(Information provided begins)

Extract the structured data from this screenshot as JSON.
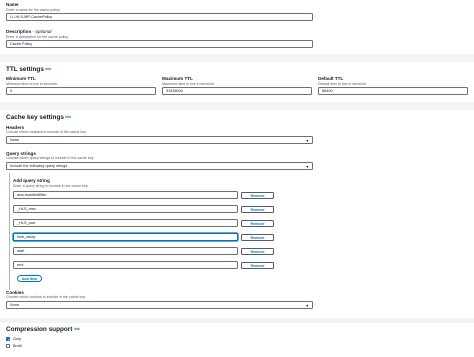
{
  "general": {
    "name_label": "Name",
    "name_hint": "Enter a name for the cache policy.",
    "name_value": "LL-HLS-MP-CachePolicy",
    "desc_label": "Description",
    "desc_optional": " - optional",
    "desc_hint": "Enter a description for the cache policy.",
    "desc_value": "Cache Policy"
  },
  "ttl": {
    "title": "TTL settings",
    "info": "Info",
    "min_label": "Minimum TTL",
    "min_hint": "Minimum time to live in seconds.",
    "min_value": "0",
    "max_label": "Maximum TTL",
    "max_hint": "Maximum time to live in seconds.",
    "max_value": "31536000",
    "def_label": "Default TTL",
    "def_hint": "Default time to live in seconds.",
    "def_value": "86400"
  },
  "cache_key": {
    "title": "Cache key settings",
    "info": "Info",
    "headers_label": "Headers",
    "headers_hint": "Choose which headers to include in the cache key.",
    "headers_value": "None",
    "qs_label": "Query strings",
    "qs_hint": "Choose which query strings to include in the cache key.",
    "qs_value": "Include the following query strings",
    "add_qs_label": "Add query string",
    "add_qs_hint": "Enter a query string to include in the cache key.",
    "query_strings": [
      "aws.manifestfilter",
      "_HLS_msn",
      "_HLS_part",
      "time_delay",
      "start",
      "end"
    ],
    "remove_label": "Remove",
    "add_item_label": "Add item",
    "cookies_label": "Cookies",
    "cookies_hint": "Choose which cookies to include in the cache key.",
    "cookies_value": "None"
  },
  "compression": {
    "title": "Compression support",
    "info": "Info",
    "gzip_label": "Gzip",
    "gzip_checked": true,
    "brotli_label": "Brotli",
    "brotli_checked": false
  },
  "colors": {
    "accent": "#0073bb",
    "text": "#16191f",
    "hint": "#545b64",
    "border": "#687078",
    "page_bg": "#f2f3f3"
  }
}
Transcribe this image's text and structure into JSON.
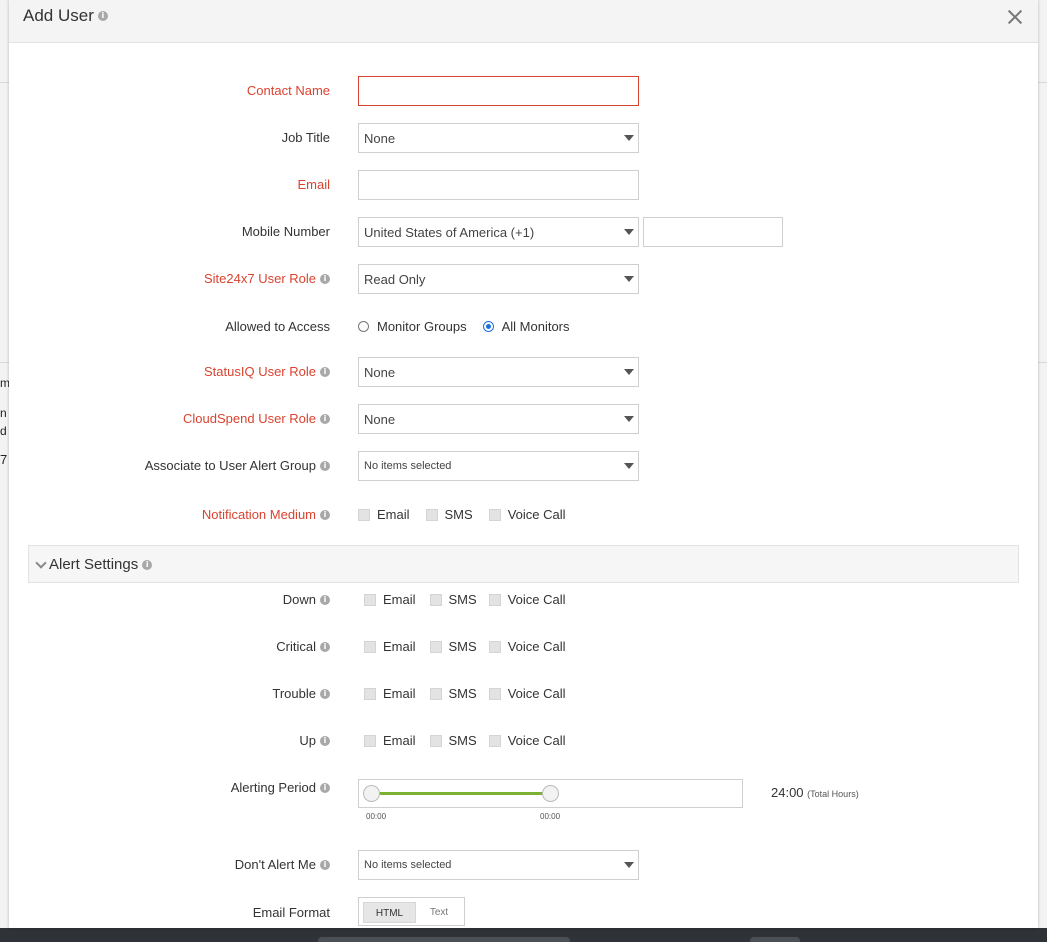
{
  "modal": {
    "title": "Add User"
  },
  "form": {
    "contact_name": {
      "label": "Contact Name",
      "value": ""
    },
    "job_title": {
      "label": "Job Title",
      "value": "None"
    },
    "email": {
      "label": "Email",
      "value": ""
    },
    "mobile_number": {
      "label": "Mobile Number",
      "country": "United States of America (+1)",
      "value": ""
    },
    "user_role": {
      "label": "Site24x7 User Role",
      "value": "Read Only"
    },
    "allowed_access": {
      "label": "Allowed to Access",
      "options": [
        "Monitor Groups",
        "All Monitors"
      ],
      "selected": "All Monitors"
    },
    "statusiq_role": {
      "label": "StatusIQ User Role",
      "value": "None"
    },
    "cloudspend_role": {
      "label": "CloudSpend User Role",
      "value": "None"
    },
    "alert_group": {
      "label": "Associate to User Alert Group",
      "value": "No items selected"
    },
    "notification_medium": {
      "label": "Notification Medium",
      "options": [
        "Email",
        "SMS",
        "Voice Call"
      ]
    }
  },
  "alert_settings": {
    "title": "Alert Settings",
    "rows": [
      {
        "label": "Down",
        "options": [
          "Email",
          "SMS",
          "Voice Call"
        ]
      },
      {
        "label": "Critical",
        "options": [
          "Email",
          "SMS",
          "Voice Call"
        ]
      },
      {
        "label": "Trouble",
        "options": [
          "Email",
          "SMS",
          "Voice Call"
        ]
      },
      {
        "label": "Up",
        "options": [
          "Email",
          "SMS",
          "Voice Call"
        ]
      }
    ],
    "alerting_period": {
      "label": "Alerting Period",
      "start": "00:00",
      "end": "00:00",
      "total_value": "24:00",
      "total_unit": "(Total Hours)"
    },
    "dont_alert": {
      "label": "Don't Alert Me",
      "value": "No items selected"
    },
    "email_format": {
      "label": "Email Format",
      "options": [
        "HTML",
        "Text"
      ],
      "selected": "HTML"
    }
  },
  "colors": {
    "required_label": "#d9432f",
    "radio_selected": "#1e6fd9",
    "slider_fill": "#7bb233"
  },
  "background": {
    "fragments": [
      "m",
      "n",
      "d",
      "7"
    ]
  }
}
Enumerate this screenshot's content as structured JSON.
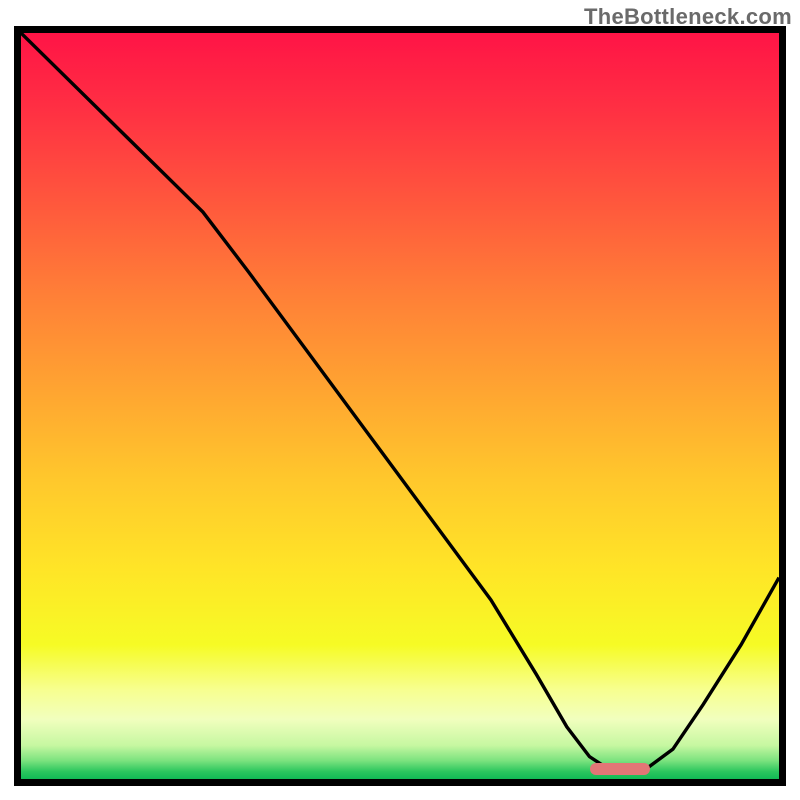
{
  "watermark": "TheBottleneck.com",
  "chart_data": {
    "type": "line",
    "title": "",
    "xlabel": "",
    "ylabel": "",
    "xlim": [
      0,
      100
    ],
    "ylim": [
      0,
      100
    ],
    "grid": false,
    "legend": false,
    "background": {
      "type": "vertical-gradient",
      "stops": [
        {
          "offset": 0.0,
          "color": "#ff1446"
        },
        {
          "offset": 0.1,
          "color": "#ff2f43"
        },
        {
          "offset": 0.22,
          "color": "#ff553d"
        },
        {
          "offset": 0.35,
          "color": "#ff7f37"
        },
        {
          "offset": 0.48,
          "color": "#ffa531"
        },
        {
          "offset": 0.6,
          "color": "#ffc82c"
        },
        {
          "offset": 0.72,
          "color": "#ffe527"
        },
        {
          "offset": 0.82,
          "color": "#f6fb25"
        },
        {
          "offset": 0.88,
          "color": "#f7ff8f"
        },
        {
          "offset": 0.92,
          "color": "#f1ffbe"
        },
        {
          "offset": 0.955,
          "color": "#c6f7a1"
        },
        {
          "offset": 0.975,
          "color": "#7de37f"
        },
        {
          "offset": 0.99,
          "color": "#2bc65e"
        },
        {
          "offset": 1.0,
          "color": "#11b955"
        }
      ]
    },
    "series": [
      {
        "name": "bottleneck-curve",
        "color": "#000000",
        "stroke_width": 3.4,
        "x": [
          0,
          4,
          12,
          20,
          24,
          30,
          38,
          46,
          54,
          62,
          68,
          72,
          75,
          78,
          82,
          86,
          90,
          95,
          100
        ],
        "y": [
          100,
          96,
          88,
          80,
          76,
          68,
          57,
          46,
          35,
          24,
          14,
          7,
          3,
          1,
          1,
          4,
          10,
          18,
          27
        ]
      }
    ],
    "annotations": [
      {
        "name": "optimal-range-marker",
        "type": "rounded-bar",
        "color": "#e27676",
        "x0": 75,
        "x1": 83,
        "y": 1.4,
        "height_pct": 1.6
      }
    ]
  }
}
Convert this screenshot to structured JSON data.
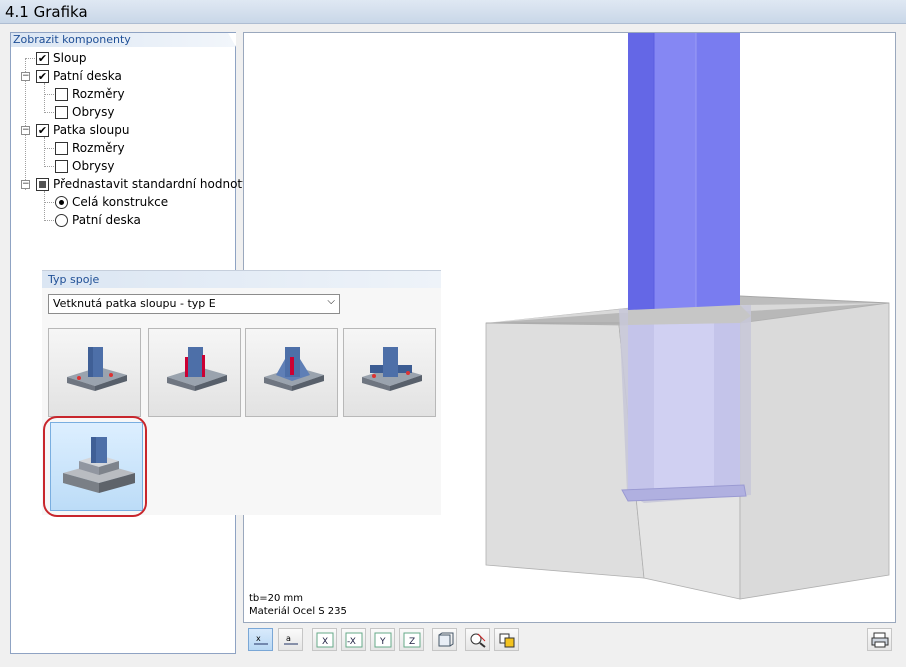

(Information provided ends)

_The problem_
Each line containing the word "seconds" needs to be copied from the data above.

_Solution to the exercise_
    "min_hint": "Minimum time to live in seconds.",
    "max_hint": "Maximum time to live in seconds.",
    "def_hint": "Default time to live in seconds.",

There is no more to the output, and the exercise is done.